Five Minutes for Philanthropy: Take Action on Charitable Tax Extenders

December 2, 2015

Ann Saxton, Vice President

Philanthropy Northwest continuously tracks policy developments and actively connects with our peers, other policy-focused organizations and experts throughout the country. Because we know that many of you speak regularly with your elected officials, we carefully consider whether and when we should alert you about the timing of action in support of a policy issue in which we believe you have interest.
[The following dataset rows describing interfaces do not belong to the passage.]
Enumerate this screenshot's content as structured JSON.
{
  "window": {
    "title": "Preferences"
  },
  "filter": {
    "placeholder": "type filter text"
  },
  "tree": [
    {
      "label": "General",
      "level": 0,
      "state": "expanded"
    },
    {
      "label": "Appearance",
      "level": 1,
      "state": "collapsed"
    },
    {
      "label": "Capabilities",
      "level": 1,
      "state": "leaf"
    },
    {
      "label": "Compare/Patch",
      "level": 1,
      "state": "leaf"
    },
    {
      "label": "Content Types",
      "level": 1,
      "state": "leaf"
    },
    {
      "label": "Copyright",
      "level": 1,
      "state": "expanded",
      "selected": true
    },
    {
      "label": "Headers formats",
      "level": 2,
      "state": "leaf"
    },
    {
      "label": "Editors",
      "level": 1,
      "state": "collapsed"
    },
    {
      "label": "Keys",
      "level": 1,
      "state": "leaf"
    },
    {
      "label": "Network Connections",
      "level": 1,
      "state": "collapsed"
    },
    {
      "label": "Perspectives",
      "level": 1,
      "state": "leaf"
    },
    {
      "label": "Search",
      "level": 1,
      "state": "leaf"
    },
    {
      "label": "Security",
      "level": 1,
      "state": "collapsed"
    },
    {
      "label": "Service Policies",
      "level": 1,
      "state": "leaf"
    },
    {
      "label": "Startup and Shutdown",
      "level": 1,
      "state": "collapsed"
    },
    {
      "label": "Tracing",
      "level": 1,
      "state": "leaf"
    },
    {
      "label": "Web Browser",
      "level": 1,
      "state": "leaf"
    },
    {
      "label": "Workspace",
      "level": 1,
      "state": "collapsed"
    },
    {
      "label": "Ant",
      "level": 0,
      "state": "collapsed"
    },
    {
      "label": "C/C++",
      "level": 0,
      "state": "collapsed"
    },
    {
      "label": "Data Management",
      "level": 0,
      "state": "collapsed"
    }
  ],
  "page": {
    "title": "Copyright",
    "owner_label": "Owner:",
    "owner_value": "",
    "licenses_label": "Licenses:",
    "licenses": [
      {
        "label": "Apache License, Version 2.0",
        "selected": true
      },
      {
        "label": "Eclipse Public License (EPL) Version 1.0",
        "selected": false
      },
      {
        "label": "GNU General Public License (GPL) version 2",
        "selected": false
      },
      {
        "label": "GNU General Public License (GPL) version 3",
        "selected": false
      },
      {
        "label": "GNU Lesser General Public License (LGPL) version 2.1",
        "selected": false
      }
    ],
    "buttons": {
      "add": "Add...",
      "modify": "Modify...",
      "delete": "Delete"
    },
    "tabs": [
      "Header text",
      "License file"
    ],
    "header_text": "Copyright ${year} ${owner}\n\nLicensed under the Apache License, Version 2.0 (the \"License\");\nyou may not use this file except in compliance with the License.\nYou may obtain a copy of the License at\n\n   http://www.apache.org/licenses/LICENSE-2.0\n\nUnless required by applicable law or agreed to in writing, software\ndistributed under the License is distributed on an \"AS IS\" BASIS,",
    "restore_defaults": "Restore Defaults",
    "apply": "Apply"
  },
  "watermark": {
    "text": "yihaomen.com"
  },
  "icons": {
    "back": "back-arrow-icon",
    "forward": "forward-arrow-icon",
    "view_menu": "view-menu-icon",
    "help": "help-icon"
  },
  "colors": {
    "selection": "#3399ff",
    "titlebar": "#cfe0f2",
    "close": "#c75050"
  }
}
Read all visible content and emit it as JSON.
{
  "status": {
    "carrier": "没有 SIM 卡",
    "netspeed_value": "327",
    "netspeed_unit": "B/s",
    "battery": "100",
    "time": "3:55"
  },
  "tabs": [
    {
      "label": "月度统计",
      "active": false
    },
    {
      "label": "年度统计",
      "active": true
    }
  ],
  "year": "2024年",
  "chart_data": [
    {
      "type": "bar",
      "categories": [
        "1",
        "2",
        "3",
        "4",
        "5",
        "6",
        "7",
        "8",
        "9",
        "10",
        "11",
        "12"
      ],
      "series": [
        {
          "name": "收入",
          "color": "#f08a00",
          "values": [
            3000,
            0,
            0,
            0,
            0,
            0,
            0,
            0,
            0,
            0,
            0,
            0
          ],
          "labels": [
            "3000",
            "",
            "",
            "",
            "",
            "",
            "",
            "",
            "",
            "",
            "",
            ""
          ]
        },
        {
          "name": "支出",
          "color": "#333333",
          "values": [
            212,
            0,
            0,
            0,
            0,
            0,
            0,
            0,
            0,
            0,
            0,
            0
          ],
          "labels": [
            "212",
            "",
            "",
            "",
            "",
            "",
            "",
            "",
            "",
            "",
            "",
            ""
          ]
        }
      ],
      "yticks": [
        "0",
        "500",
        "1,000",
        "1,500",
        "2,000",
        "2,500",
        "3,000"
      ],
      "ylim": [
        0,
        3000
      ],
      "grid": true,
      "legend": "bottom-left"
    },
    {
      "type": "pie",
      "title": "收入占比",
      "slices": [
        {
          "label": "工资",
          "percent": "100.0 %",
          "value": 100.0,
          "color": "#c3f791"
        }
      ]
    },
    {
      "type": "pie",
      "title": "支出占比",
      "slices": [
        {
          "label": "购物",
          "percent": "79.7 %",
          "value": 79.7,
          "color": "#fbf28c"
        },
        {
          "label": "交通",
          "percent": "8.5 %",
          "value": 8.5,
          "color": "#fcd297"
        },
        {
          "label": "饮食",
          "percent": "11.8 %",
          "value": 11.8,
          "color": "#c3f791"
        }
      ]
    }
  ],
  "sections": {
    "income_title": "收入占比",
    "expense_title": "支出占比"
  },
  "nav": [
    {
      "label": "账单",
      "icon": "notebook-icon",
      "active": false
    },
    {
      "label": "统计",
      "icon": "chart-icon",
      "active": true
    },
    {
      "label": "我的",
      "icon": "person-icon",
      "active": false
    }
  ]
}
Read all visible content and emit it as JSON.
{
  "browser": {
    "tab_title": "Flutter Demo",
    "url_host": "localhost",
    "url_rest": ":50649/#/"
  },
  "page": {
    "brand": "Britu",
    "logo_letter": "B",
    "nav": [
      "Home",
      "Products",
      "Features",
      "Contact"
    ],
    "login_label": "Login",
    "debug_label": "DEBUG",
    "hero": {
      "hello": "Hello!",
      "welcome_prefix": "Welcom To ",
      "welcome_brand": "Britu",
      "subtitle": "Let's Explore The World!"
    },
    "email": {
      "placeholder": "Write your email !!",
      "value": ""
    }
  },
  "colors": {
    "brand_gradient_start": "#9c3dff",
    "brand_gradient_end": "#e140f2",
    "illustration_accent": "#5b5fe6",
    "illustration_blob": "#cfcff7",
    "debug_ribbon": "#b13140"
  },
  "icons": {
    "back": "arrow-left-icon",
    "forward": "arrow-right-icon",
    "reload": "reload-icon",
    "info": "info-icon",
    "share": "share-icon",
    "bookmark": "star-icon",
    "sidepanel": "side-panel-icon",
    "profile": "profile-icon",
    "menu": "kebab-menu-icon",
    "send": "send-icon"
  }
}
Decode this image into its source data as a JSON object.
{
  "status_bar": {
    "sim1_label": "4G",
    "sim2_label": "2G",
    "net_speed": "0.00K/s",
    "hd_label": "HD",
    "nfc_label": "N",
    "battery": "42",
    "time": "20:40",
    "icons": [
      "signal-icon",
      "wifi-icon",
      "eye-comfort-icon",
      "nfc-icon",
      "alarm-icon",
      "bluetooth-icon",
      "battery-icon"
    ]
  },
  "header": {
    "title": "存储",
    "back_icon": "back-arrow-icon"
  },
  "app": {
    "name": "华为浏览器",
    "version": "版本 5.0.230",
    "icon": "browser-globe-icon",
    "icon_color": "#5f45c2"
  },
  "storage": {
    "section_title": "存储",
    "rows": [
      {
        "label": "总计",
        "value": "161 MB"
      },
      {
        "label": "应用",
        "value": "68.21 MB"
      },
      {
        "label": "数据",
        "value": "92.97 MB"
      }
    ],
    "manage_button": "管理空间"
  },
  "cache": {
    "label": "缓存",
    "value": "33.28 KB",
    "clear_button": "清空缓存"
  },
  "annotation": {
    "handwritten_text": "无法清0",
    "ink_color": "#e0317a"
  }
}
We try to do so on a very limited basis, when we believe the likelihood of legislative action to be high.
 
The year-end federal tax bill currently under negotiation is expected to be completed by December 15. In addition to the reauthorizing the currently expired tax extenders which include three important philanthropic provisions — the IRA charitable rollover, enhanced deduction for contributions of food inventory, and enhanced deduction for contributions of conservation easements — the sector is working to include two additional provisions aimed at promoting charitable giving:

  1. Expand the IRA charitable rollover, making donor-advised funds eligible to receive IRA charitable contributions.
  2. Streamline the private foundation excise tax to 1%.

Our colleagues at the Alliance for Charitable Reform, National Council of Nonprofits, Council on Foundations and others believe this tax extender bill is “the best chance to advance philanthropy in a decade.” The tax extender package will likely come in the form of a two year extension, retroactive to January 1, 2015, though we should take the opportunity to show our support for making these charitable extenders permanent.
 
We have been informed that new House Ways and Means Chairman Kevin Brady has said that the most effective way to impact legislation is for representatives to hear from 15-20 different people on an issue.

We ask you to take five minutes to contact your members of Congress and encourage their support.

How to contact your legislators

  • Go to Open Congress' legislator lookup tool
  • Enter your zip code and click “show me”
  • Your Senators and Representatives will appear, along with their phone numbers in D.C.
  • Call their office
  • State your name and organization, and ask to speak to the tax staffer
  • You will likely be sent to voicemail or be asked to leave a message with the receptionist. In either case ask them to “tell Senator X or Rep. X to support adding to the tax extenders bill two provisions: one to streamline the private foundation excise to a flat 1% and a second to allow donors to give from their IRAs to donor-advised funds.”

Suggested talking points

  • The House has already passed this legislation three times in the America Gives More Act.
  • IRA Charitable Rollover is a middle class giving tool not a tool for the very wealthy.
  • The average IRA gift is less than $20,000.
  • Donors need planning time with their advisors in order to use the IRA Charitable Rollover effectively — renewing it every year or even every other year causes confusion and loss of gifts to needy charities.
  • Donor-advised funds at community foundations are the most flexible giving tool and allow donors and community foundations the ability to respond quickly to changing and often emergency needs.
  • The collective charitable distribution on donor advised funds exceeds 15 percent so the myth about donor advising funds warehousing money is indeed  a myth.
  • Simplifying the excise tax on private foundations to a flat one percent will make more money available for charitable giving. Our colleagues in Michigan report that one private foundation there confirmed that it can outfit a 400 person elementary school completely with winter clothing for the fee that they have to pay to their accountants to calculate their annual excise tax payment.
  • The charitable nonprofit sector provides jobs to one in ten Americans — more than 10 million jobs.